Stored data entries
=== Begin Enclosure ===
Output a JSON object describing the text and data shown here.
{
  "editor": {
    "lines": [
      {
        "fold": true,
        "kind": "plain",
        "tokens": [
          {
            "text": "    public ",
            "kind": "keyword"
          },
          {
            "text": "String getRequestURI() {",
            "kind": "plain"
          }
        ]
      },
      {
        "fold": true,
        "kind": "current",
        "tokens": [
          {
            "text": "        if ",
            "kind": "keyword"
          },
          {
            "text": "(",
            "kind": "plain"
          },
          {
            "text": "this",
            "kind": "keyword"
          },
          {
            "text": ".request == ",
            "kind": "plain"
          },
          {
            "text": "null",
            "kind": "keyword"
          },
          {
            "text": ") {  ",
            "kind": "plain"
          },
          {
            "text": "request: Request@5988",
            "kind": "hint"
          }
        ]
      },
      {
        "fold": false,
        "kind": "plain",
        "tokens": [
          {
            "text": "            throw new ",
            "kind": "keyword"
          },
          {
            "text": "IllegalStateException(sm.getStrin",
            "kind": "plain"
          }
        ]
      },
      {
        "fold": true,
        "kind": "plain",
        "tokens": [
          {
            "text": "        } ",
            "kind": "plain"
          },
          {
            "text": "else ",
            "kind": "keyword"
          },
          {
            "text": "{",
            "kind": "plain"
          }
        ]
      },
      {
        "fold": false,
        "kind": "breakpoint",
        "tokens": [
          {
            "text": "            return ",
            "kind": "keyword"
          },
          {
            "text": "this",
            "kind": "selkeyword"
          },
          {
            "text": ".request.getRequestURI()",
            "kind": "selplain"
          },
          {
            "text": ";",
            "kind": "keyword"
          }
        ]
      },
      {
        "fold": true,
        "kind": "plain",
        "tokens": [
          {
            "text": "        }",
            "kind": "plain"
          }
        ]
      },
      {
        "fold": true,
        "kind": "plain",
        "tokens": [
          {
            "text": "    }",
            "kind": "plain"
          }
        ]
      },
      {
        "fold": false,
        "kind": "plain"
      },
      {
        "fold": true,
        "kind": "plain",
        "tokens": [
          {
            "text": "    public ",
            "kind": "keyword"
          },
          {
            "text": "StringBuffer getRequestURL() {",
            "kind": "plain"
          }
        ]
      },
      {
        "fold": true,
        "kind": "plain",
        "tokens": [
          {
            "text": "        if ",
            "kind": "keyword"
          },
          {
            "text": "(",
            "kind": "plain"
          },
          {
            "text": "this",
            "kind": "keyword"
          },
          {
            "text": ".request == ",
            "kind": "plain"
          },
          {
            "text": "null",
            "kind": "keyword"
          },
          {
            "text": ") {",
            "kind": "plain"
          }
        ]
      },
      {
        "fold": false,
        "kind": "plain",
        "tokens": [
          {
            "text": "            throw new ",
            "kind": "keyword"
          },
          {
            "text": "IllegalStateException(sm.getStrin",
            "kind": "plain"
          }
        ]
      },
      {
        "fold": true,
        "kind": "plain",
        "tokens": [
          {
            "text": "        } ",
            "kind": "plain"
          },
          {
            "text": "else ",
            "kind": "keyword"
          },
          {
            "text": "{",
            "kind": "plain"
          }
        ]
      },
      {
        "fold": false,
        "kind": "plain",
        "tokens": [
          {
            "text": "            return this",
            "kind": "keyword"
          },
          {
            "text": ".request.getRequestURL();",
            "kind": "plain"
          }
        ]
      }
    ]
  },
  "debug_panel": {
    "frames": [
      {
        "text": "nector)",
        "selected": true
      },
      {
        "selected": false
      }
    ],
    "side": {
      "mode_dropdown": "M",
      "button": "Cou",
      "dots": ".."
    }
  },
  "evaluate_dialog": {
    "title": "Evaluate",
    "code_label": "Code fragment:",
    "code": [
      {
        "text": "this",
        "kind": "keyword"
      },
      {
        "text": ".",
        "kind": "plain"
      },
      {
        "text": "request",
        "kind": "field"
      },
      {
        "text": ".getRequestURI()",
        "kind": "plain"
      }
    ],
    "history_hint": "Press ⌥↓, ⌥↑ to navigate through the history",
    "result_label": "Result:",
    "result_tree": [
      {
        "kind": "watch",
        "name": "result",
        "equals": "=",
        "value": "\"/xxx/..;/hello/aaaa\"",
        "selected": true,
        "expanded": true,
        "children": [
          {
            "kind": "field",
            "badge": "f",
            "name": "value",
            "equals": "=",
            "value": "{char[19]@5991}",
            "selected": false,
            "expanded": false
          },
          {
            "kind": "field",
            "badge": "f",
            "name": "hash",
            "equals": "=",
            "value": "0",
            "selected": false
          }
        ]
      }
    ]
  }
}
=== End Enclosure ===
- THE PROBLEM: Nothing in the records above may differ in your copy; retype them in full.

- FINISHED EXERCISE:
Output a JSON object describing the text and data shown here.
{
  "editor": {
    "lines": [
      {
        "fold": true,
        "kind": "plain",
        "tokens": [
          {
            "text": "    public ",
            "kind": "keyword"
          },
          {
            "text": "String getRequestURI() {",
            "kind": "plain"
          }
        ]
      },
      {
        "fold": true,
        "kind": "current",
        "tokens": [
          {
            "text": "        if ",
            "kind": "keyword"
          },
          {
            "text": "(",
            "kind": "plain"
          },
          {
            "text": "this",
            "kind": "keyword"
          },
          {
            "text": ".request == ",
            "kind": "plain"
          },
          {
            "text": "null",
            "kind": "keyword"
          },
          {
            "text": ") {  ",
            "kind": "plain"
          },
          {
            "text": "request: Request@5988",
            "kind": "hint"
          }
        ]
      },
      {
        "fold": false,
        "kind": "plain",
        "tokens": [
          {
            "text": "            throw new ",
            "kind": "keyword"
          },
          {
            "text": "IllegalStateException(sm.getStrin",
            "kind": "plain"
          }
        ]
      },
      {
        "fold": true,
        "kind": "plain",
        "tokens": [
          {
            "text": "        } ",
            "kind": "plain"
          },
          {
            "text": "else ",
            "kind": "keyword"
          },
          {
            "text": "{",
            "kind": "plain"
          }
        ]
      },
      {
        "fold": false,
        "kind": "breakpoint",
        "tokens": [
          {
            "text": "            return ",
            "kind": "keyword"
          },
          {
            "text": "this",
            "kind": "selkeyword"
          },
          {
            "text": ".request.getRequestURI()",
            "kind": "selplain"
          },
          {
            "text": ";",
            "kind": "keyword"
          }
        ]
      },
      {
        "fold": true,
        "kind": "plain",
        "tokens": [
          {
            "text": "        }",
            "kind": "plain"
          }
        ]
      },
      {
        "fold": true,
        "kind": "plain",
        "tokens": [
          {
            "text": "    }",
            "kind": "plain"
          }
        ]
      },
      {
        "fold": false,
        "kind": "plain"
      },
      {
        "fold": true,
        "kind": "plain",
        "tokens": [
          {
            "text": "    public ",
            "kind": "keyword"
          },
          {
            "text": "StringBuffer getRequestURL() {",
            "kind": "plain"
          }
        ]
      },
      {
        "fold": true,
        "kind": "plain",
        "tokens": [
          {
            "text": "        if ",
            "kind": "keyword"
          },
          {
            "text": "(",
            "kind": "plain"
          },
          {
            "text": "this",
            "kind": "keyword"
          },
          {
            "text": ".request == ",
            "kind": "plain"
          },
          {
            "text": "null",
            "kind": "keyword"
          },
          {
            "text": ") {",
            "kind": "plain"
          }
        ]
      },
      {
        "fold": false,
        "kind": "plain",
        "tokens": [
          {
            "text": "            throw new ",
            "kind": "keyword"
          },
          {
            "text": "IllegalStateException(sm.getStrin",
            "kind": "plain"
          }
        ]
      },
      {
        "fold": true,
        "kind": "plain",
        "tokens": [
          {
            "text": "        } ",
            "kind": "plain"
          },
          {
            "text": "else ",
            "kind": "keyword"
          },
          {
            "text": "{",
            "kind": "plain"
          }
        ]
      },
      {
        "fold": false,
        "kind": "plain",
        "tokens": [
          {
            "text": "            return this",
            "kind": "keyword"
          },
          {
            "text": ".request.getRequestURL();",
            "kind": "plain"
          }
        ]
      }
    ]
  },
  "debug_panel": {
    "frames": [
      {
        "text": "nector)",
        "selected": true
      },
      {
        "selected": false
      }
    ],
    "side": {
      "mode_dropdown": "M",
      "button": "Cou",
      "dots": ".."
    }
  },
  "evaluate_dialog": {
    "title": "Evaluate",
    "code_label": "Code fragment:",
    "code": [
      {
        "text": "this",
        "kind": "keyword"
      },
      {
        "text": ".",
        "kind": "plain"
      },
      {
        "text": "request",
        "kind": "field"
      },
      {
        "text": ".getRequestURI()",
        "kind": "plain"
      }
    ],
    "history_hint": "Press ⌥↓, ⌥↑ to navigate through the history",
    "result_label": "Result:",
    "result_tree": [
      {
        "kind": "watch",
        "name": "result",
        "equals": "=",
        "value": "\"/xxx/..;/hello/aaaa\"",
        "selected": true,
        "expanded": true,
        "children": [
          {
            "kind": "field",
            "badge": "f",
            "name": "value",
            "equals": "=",
            "value": "{char[19]@5991}",
            "selected": false,
            "expanded": false
          },
          {
            "kind": "field",
            "badge": "f",
            "name": "hash",
            "equals": "=",
            "value": "0",
            "selected": false
          }
        ]
      }
    ]
  }
}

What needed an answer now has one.